By Peter Bodley
The Anoka County Board April 11 upgraded its public information unit to communication department status and named internal candidate Erik Thorson as the new director.
According to the resolution changing the unit to a department, the duties of the public information unit were initially directed to external communications within the county, but the scope has expanded significantly to include different kinds of communications both externally and internally.
“With the expanded duties, the county would be best served changing the public information unit status to that of a department with the name Anoka County Communications Department,” the resolution states.
And as the first director of the new department, the board unanimously named Erik Thorson, who had been public information specialist with the county since April 2008.
Thorson had been, in effect, interim head of the unit since Martha Weaver left the public information manager position in December 2016 to take a job with US Bank, said County Administrator Jerry Soma.
In seeking a department director, the county advertised the position and received some 70 applications, narrowing that number to 17 for a first round of interviews before picking six finalists, one of them being Thorson, he said.
Soma and Anoka County Board Chairperson Rhonda Sivarajah interviewed the finalists and determined the best candidate was already working for the county, according to Soma.
“Erik has been leading the unit the past three months and has done very well,” Soma said. “Erik has shown he is best suited for the job and we are confident he will serve for many years.”
Sivarajah said she was “very pleased” to announce that Thorson is the new director.
“It was a very competitive process,” she said.
Thorson has shown “very calm leadership” and having someone who is very calm and steady lead the department is vital and important, Sivarajah said.
“We have a wonderful team who work well together,” she said.
According to Thorson, he is “very proud, humbled and honored” to be offered the job as communications department director.
“I have enjoyed working for Anoka County, and this is an exciting new challenge in my career,” Thorson said. “I thank the board for its trust and we will continue to provide great customer service to residents.”
Born in Los Angeles, California, Thorson grew up in the west central Minnesota community of Kerkhoven and graduated from Kerkhoven Murdock Sunburg High School, then spent three years in the U.S. Army before attending Ridgewater Community College in Hutchinson.

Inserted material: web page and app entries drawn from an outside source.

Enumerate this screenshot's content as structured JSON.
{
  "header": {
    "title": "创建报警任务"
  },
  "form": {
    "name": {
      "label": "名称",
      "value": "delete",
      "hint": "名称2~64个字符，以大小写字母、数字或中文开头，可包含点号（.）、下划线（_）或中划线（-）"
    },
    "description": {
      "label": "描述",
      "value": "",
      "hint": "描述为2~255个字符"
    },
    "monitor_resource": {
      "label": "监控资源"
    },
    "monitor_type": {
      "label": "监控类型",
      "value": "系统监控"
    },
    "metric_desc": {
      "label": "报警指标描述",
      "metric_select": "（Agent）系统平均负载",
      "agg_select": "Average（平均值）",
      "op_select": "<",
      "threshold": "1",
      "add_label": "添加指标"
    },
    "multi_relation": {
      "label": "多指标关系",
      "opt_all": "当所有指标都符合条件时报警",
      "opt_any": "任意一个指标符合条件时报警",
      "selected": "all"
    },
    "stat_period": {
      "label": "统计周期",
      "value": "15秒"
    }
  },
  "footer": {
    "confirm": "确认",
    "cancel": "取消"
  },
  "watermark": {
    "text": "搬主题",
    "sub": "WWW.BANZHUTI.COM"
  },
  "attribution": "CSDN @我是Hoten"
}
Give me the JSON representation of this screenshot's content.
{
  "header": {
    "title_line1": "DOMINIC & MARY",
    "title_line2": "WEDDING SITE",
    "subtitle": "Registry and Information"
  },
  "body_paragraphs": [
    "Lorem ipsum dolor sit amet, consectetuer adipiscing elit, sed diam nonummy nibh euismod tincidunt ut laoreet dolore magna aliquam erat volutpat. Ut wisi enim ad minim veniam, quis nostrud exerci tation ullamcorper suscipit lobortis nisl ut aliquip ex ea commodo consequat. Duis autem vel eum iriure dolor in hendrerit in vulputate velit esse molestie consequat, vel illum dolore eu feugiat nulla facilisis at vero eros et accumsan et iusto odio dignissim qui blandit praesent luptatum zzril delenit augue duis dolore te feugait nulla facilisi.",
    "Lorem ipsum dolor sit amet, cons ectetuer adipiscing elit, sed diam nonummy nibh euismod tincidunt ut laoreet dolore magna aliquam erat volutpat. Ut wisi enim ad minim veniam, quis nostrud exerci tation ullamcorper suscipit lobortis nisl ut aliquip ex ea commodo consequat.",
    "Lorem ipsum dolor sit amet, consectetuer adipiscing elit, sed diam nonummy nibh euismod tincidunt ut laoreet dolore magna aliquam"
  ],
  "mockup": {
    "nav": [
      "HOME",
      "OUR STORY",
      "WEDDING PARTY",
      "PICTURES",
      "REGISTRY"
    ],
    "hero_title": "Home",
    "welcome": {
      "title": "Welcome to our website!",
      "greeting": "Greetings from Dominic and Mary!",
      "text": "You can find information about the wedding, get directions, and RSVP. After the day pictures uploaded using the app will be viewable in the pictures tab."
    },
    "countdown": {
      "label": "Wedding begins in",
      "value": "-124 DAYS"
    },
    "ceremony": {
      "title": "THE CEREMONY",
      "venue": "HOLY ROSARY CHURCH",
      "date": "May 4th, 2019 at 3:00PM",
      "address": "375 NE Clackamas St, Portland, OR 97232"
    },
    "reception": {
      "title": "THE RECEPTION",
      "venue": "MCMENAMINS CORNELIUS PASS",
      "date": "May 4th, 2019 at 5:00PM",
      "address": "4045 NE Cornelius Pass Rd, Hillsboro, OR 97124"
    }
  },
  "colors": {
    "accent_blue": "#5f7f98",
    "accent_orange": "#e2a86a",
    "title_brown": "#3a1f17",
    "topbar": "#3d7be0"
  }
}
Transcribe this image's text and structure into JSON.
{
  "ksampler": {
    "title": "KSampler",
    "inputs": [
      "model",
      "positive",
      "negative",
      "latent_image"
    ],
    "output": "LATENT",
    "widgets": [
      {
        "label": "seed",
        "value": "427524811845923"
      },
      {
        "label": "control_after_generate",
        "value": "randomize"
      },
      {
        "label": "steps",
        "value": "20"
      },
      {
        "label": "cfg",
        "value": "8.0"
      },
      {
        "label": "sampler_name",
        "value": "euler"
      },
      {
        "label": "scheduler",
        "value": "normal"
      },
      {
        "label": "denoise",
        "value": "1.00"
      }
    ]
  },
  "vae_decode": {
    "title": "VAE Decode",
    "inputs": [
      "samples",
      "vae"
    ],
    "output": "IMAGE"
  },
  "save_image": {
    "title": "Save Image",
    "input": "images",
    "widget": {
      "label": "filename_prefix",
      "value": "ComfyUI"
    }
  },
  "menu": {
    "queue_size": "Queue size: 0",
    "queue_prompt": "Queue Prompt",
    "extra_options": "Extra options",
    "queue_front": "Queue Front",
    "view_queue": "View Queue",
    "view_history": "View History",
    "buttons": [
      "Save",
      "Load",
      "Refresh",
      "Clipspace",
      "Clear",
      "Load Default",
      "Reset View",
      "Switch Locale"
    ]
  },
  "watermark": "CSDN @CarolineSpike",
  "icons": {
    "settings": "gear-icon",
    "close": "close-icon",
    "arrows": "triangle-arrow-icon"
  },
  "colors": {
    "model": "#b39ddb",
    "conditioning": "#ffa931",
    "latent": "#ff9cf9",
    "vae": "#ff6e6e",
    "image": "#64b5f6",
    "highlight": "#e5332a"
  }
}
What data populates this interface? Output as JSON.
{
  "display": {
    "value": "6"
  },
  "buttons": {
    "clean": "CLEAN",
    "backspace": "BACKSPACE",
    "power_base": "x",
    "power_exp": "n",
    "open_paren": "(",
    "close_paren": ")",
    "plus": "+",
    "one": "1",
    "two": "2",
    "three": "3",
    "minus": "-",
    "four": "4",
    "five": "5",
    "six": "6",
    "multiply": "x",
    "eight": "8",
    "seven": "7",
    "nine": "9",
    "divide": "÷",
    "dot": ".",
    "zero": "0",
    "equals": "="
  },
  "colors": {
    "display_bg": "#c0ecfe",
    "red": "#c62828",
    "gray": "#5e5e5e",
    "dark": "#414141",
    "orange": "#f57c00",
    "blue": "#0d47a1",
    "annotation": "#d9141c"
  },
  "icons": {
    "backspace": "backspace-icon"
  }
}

He started his career in the communications business at the KSAX TV station in Alexandria as a production coordinator and team leader in operations, then moved to KVLY TV in Fargo, North Dakota, to become creative services producer, which was followed by a stint in Omaha, Nebraska, as promotions producer-editor at KETV TV, before coming to the Twin Cities in April 2001 to become promotions producer-editor at KSTP TV, where he produced topical and image promotion videos and public service announcements as well as scheduling talent and crew, according to Thorson.
After several years in the television industry and a “tour of Midwest TV stations,” he decided it was time for a change and was hired as public information specialist for Anoka County, Thorson said.
“I have always been interested in public service and wanted to do something different,” he said.
It was also closer to home. Thorson and his wife, Kristie, live in Ramsey with their three children, Kylee, 16, Landon, 13, and Braeden, 9.
In his job as public information specialist, Thorson was involved in all facets of the unit’s work, including print, events, electronic media and marketing.
His video production work has brought the county several awards at both the state, regional and national level, including most recently at Bright Ideas in Government award from the Ash Center at Harvard University, Cambridge, Massachusetts, for a video, “Pie, With a Side of Property Taxes” which was designed to make the state’s complex property tax system easier to understand, a project which also won a local government innovation award from the Association of Minnesota Counties.